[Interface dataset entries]
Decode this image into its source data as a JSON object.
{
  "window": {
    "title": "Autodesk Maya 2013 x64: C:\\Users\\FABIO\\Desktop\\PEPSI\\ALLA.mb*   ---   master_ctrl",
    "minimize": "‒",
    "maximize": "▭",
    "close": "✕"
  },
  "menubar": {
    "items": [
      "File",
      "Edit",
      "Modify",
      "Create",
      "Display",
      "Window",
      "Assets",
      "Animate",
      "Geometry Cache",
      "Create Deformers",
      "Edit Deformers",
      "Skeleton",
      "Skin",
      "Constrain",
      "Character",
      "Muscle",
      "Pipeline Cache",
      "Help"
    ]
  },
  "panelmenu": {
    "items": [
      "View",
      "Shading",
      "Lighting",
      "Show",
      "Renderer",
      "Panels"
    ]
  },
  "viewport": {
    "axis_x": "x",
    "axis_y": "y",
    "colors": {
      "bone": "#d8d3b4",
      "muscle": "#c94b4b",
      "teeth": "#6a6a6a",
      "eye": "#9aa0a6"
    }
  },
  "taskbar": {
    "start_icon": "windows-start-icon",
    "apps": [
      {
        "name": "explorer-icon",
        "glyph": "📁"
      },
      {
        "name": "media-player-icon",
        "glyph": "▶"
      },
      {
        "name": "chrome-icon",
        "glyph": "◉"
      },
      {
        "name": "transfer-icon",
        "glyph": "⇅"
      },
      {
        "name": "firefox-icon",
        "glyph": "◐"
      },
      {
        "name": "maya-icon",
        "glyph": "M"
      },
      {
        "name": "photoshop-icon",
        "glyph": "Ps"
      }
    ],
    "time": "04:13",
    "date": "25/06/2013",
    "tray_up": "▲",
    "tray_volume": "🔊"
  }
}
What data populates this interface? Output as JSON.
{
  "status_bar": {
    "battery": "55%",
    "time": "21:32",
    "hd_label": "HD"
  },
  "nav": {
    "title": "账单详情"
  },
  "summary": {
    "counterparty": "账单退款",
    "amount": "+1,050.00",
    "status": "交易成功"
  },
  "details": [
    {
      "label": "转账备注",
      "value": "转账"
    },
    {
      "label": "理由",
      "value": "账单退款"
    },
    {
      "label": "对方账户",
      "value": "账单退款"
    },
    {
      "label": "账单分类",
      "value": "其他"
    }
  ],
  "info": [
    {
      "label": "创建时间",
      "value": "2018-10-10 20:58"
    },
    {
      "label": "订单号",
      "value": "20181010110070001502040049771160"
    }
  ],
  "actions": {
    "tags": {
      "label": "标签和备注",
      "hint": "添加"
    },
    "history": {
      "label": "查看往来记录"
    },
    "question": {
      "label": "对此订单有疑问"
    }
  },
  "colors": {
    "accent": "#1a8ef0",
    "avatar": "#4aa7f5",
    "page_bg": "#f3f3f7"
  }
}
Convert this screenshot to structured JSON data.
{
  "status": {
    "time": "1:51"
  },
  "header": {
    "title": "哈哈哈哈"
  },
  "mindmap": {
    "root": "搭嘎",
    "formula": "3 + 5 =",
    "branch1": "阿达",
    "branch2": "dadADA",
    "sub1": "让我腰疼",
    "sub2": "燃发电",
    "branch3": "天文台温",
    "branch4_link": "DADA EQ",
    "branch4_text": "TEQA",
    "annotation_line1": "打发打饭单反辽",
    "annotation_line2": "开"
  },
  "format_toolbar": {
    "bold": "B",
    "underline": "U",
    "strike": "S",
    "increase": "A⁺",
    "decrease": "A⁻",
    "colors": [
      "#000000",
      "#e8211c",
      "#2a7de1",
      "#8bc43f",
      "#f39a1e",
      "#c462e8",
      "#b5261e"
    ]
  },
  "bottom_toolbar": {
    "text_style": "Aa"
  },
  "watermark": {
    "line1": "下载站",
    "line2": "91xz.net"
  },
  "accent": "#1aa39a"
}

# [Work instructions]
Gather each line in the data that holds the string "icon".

# [Output for this exercise]
    "start_icon": "windows-start-icon",
        "name": "explorer-icon",
        "name": "media-player-icon",
        "name": "chrome-icon",
        "name": "transfer-icon",
        "name": "firefox-icon",
        "name": "maya-icon",
        "name": "photoshop-icon",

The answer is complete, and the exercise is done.